Yesterday was a special day in our home-it was the third birthday of my son James. For those of you who are familiar with my post Boonless In Southport (19th June) you will know just how much he is obsessed with balloons. Mention it being someone’s birthday, anyone’s birthday, be them seven or seventy, and his immediate response is “Boons!” So, of course, first thing in the morning he was confronted with balloons everywhere-helium filled, resting against the ceiling, tied to chairs and door handles, and breath filled, covering the floor in a carpet of colour. His presents and cards weren’t even afforded a second glance.
Cue Sinatra: For I only have eyes, for boons.
He loved being the center of attention for the day, offering long-lashed, bashful eyes in response to the obligatory ‘Happy Birthday’ song.
I have a diary, as I expect most of you do. Along with the usual entries, I also put into it significant dates from the past that are significant to me and to my family. Dates where I set time aside to remember and mark things that were, and still are, important.
Two years ago, on the day my son was one year old, we came together in the pale fresh light of early morning to mark this momentous occasion. His first ever birthday. Even if he was unaware of its meaning, we sung ‘Happy Birthday’ and opened his cards for him, showing him the colourful pictures. And yes, balloons. My cousin Lorraine participated in this milestone event, and then, when we had finished opening everything, she broke the news to my mother that her elder brother-James Brown, had died that very day. Lorraine’s father, my Uncle Jim.
Life’s two great inevitables demonstrated within a minute.
My uncle was a great man, friendly, family oriented. I remember when he met my future wife for the first time, a few days after we had become engaged.

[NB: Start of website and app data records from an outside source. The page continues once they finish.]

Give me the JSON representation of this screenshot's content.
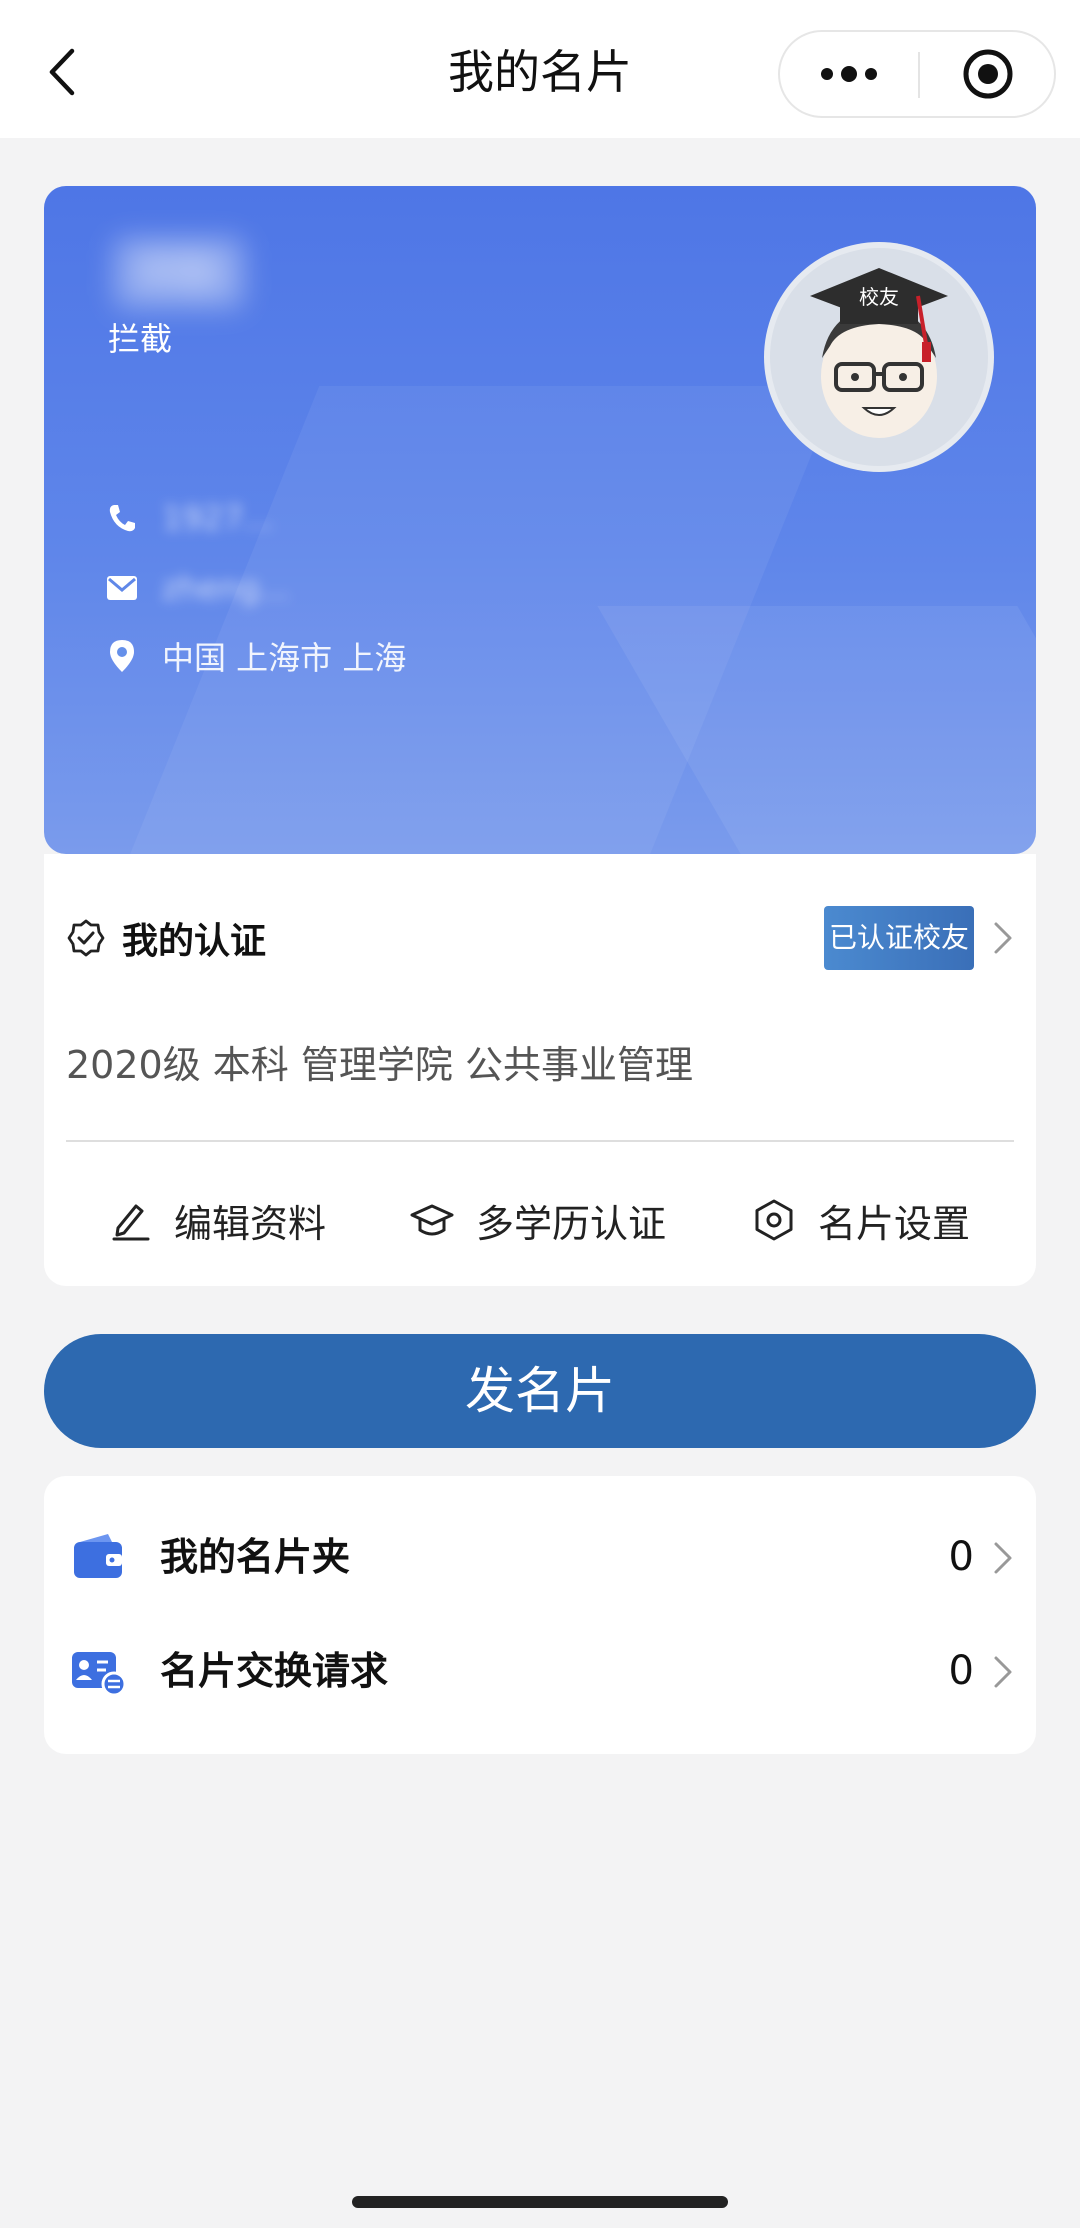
{
  "header": {
    "title": "我的名片"
  },
  "card": {
    "name": "郑勤",
    "tag": "拦截",
    "phone": "1927...",
    "email": "zheng...",
    "location": "中国 上海市 上海",
    "avatar_text": "校友"
  },
  "certification": {
    "title": "我的认证",
    "badge": "已认证校友",
    "education": "2020级 本科 管理学院 公共事业管理"
  },
  "actions": [
    {
      "label": "编辑资料",
      "icon": "edit-icon"
    },
    {
      "label": "多学历认证",
      "icon": "graduation-cap-icon"
    },
    {
      "label": "名片设置",
      "icon": "settings-icon"
    }
  ],
  "send_button": "发名片",
  "list": [
    {
      "label": "我的名片夹",
      "count": "0",
      "icon": "wallet-icon"
    },
    {
      "label": "名片交换请求",
      "count": "0",
      "icon": "exchange-card-icon"
    }
  ],
  "colors": {
    "card_blue": "#5a80e8",
    "button_blue": "#2d69b0",
    "badge_blue": "#3f7cc4"
  }
}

He shook her hand and said “Welcome to the family.” Like an elder statesman. A family spokesman.
Another time, the telephone rang and the teenage girl that we were fostering answered it. Jim was on the phone, and spoke with our foster daughter for some time before she handed the phone over to me, commenting “Aw, what a lovely man!” They had never met, never spoke before, but in that first encounter she had got him to a tee.
I also include in my diary any information gleaned from doing my family history. On this same date, already chronicling my son’s birthday and my uncle’s death, I have also recorded:
James Denis O’Sullivan died, 1906.
This was my great-uncle, the brother of my gran. What I haven’t added is that he was born in 1905. It doesn’t look right does it:great-uncle, when he only lived to be one year old. But in the horizontal and vertical nexus of lines that constitute my family tree, that is what he was.
I am reminded of a conversation I had with someone who was mourning the death of a friend’s baby son. Sometimes you struggle to come up with anything positive, or any words at all. All I could offer was:
“Remember that the world is a different place because that child was born. It doesn’t matter if he was here for a year, a month, or a day. His brief presence has touched people, changed people. Wherever his family go in life, they will take him with them. He will always be a part of their story”.
James Denis O’Sullivan, forever a part of my gran’s story. In 2007 I stood at his father’s graveside in Thessalonika. A victim of the first world war, he brought his son with him to the sun-kissed soil of Greece, where his own chapter closed.
One single day in August-three people named James. With one a celebration, and the excitement of a future unknown. With one a thanksgiving, for the role he played in life. And for another with remembrance, of a life sadly unfulfilled.
Three figures all connected by bloodlines and story.